This seemed to be a better solution than my other idea, which involved woodworking.  Building a shelving unit from hardware (2×4’s, screws, and plywood) might end up being the cheaper route, but my woodworking skills are basic at best, and I’m not terribly confident that what I built would hold up under load for a long period of time.  So more than likely it would be cost-prohibitive in the long run if I went with something made of steel.

As is normally the case with my posts, they start at one point and end up being finished at another. It’s now Wed Sep 23 and Autumn has arrived.  We’ve already had 2 nights when the mercury dipped below the 32°F threshold and it was required that we either bring in potted plants or cover ones that we wished to save.  The garage has been populated with the pots and both the old blue sheet and ratty canvas dropcloth have been pressed into service to salvage the marigolds and the backyard flowers that cannot be moved.marigolds-2020.jpg

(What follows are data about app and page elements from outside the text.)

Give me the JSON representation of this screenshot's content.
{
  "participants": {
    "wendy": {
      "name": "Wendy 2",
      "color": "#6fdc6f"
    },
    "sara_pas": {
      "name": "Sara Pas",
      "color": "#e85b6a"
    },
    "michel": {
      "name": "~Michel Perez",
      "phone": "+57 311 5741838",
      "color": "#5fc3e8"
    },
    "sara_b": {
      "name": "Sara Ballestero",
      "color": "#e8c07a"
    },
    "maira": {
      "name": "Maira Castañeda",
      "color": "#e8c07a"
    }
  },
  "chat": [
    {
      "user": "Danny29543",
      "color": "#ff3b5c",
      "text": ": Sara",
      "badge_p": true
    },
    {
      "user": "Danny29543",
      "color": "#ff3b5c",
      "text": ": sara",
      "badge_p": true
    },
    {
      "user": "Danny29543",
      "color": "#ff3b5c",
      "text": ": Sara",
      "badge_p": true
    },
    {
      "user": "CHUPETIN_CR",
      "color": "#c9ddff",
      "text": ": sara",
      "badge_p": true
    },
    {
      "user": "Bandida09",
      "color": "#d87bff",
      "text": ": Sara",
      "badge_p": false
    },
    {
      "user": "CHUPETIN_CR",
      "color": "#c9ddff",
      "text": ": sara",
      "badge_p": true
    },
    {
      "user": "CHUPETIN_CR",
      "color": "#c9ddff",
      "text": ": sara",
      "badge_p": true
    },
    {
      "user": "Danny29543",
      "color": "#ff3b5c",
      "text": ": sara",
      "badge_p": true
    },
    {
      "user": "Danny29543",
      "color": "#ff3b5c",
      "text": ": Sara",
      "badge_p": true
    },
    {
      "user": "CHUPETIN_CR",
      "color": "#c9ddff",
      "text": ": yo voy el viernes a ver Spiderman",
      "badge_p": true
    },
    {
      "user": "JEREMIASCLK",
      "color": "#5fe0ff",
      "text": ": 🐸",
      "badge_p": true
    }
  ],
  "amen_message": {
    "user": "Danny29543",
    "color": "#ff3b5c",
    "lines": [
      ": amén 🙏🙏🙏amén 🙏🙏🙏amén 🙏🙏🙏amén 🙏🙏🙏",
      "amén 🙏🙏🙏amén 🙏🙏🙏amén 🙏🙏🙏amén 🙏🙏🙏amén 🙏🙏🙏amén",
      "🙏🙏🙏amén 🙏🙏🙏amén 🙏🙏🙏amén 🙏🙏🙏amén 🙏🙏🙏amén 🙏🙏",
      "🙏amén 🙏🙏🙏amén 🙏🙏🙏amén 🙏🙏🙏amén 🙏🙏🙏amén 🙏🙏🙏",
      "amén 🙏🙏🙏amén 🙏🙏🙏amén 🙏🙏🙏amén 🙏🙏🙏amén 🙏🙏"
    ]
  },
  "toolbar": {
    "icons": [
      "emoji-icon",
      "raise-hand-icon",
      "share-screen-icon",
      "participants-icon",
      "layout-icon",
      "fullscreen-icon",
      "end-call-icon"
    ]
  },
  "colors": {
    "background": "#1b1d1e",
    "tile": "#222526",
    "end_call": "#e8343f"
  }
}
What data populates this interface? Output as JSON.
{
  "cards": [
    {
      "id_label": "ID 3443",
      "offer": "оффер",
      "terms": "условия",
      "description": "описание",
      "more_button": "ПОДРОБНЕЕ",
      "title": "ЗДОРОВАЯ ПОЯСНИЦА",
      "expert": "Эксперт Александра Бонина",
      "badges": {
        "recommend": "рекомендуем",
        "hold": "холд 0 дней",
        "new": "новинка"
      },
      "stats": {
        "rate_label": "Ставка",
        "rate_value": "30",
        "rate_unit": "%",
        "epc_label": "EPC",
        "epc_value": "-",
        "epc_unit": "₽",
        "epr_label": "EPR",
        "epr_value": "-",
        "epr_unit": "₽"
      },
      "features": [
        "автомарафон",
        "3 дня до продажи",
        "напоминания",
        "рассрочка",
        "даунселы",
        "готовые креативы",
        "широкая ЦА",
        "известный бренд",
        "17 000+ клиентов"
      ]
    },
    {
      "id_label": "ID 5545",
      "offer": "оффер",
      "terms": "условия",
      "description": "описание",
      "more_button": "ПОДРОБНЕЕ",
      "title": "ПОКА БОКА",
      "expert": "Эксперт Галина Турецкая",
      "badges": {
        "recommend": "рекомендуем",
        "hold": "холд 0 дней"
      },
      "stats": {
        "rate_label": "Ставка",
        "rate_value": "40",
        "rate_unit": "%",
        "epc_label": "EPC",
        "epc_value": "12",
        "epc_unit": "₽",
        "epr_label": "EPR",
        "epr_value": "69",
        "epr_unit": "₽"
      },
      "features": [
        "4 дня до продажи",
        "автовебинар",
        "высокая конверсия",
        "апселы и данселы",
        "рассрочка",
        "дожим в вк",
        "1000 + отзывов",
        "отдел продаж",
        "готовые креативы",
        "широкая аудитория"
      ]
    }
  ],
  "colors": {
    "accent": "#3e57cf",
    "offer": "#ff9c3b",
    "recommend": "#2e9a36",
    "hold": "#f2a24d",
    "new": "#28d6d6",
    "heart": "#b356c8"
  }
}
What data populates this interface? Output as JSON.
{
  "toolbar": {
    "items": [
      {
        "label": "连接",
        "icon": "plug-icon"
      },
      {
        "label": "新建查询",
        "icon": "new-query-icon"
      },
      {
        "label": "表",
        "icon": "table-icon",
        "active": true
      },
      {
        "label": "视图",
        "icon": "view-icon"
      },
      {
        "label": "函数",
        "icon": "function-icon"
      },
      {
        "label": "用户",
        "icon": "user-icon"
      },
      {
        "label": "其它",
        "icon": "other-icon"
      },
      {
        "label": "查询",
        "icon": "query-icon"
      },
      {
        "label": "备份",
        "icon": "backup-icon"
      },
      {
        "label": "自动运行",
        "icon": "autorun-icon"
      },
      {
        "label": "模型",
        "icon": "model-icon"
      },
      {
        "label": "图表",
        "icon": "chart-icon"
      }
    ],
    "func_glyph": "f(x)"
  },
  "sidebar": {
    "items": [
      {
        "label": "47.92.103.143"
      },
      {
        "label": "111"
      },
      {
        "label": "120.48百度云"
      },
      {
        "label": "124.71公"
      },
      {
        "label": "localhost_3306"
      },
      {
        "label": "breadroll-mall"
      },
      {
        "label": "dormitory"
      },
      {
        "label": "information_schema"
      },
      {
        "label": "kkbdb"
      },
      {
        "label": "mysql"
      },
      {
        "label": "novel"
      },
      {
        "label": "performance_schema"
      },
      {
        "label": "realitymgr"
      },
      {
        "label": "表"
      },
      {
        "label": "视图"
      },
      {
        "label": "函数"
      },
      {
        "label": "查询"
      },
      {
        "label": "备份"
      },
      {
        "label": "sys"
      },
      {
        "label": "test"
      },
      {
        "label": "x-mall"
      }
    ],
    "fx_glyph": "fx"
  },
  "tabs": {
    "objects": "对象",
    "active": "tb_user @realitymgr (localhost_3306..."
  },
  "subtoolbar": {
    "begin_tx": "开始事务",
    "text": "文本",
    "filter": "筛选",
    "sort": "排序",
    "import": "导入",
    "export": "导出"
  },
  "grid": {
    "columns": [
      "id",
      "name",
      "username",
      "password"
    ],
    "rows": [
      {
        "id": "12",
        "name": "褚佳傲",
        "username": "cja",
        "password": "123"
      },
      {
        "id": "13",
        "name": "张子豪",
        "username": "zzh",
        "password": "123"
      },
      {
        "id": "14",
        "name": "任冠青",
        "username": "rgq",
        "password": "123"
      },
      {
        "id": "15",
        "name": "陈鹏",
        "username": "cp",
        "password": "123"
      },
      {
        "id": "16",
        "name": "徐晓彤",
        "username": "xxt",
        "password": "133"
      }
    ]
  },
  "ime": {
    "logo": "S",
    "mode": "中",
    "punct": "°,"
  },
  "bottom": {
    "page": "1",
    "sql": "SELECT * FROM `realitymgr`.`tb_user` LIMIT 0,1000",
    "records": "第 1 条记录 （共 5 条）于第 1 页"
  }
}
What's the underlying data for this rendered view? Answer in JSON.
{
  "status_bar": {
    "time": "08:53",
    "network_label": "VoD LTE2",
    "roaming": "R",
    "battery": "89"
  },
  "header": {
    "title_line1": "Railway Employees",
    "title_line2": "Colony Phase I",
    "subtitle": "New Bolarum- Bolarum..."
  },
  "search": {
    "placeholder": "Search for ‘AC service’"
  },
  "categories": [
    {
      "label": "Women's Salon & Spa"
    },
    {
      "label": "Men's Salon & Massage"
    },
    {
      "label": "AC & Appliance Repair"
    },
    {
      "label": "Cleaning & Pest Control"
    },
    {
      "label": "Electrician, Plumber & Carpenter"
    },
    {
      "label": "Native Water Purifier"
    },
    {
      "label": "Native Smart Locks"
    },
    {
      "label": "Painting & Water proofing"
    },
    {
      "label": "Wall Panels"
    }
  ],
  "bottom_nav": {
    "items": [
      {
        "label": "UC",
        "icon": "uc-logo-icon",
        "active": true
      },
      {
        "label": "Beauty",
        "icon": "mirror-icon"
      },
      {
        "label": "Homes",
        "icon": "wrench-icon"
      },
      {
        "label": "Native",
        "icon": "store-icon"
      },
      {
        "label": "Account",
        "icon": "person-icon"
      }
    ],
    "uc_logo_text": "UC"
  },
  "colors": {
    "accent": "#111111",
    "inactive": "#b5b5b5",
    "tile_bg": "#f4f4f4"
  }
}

Suffice it to say we can’t keep that up forever.  At some point we’ll determine it’s time to let the annuals be frost-killed and remove them from the planter and backyard beds, preparing them for the winter slumber.  Soon enough I’ll be giving the lawns one good last mow and put away the mower for the year.  Raking leaves and putting them to the curb for the village to collect.  I’ve already started looking for a lawn service to clear out the brush pile behind the garage.  That needs to go as well.  I’m sure our neighbors behind us would agree.  They actually put up a fence to obscure it.

Three months to go until Winter.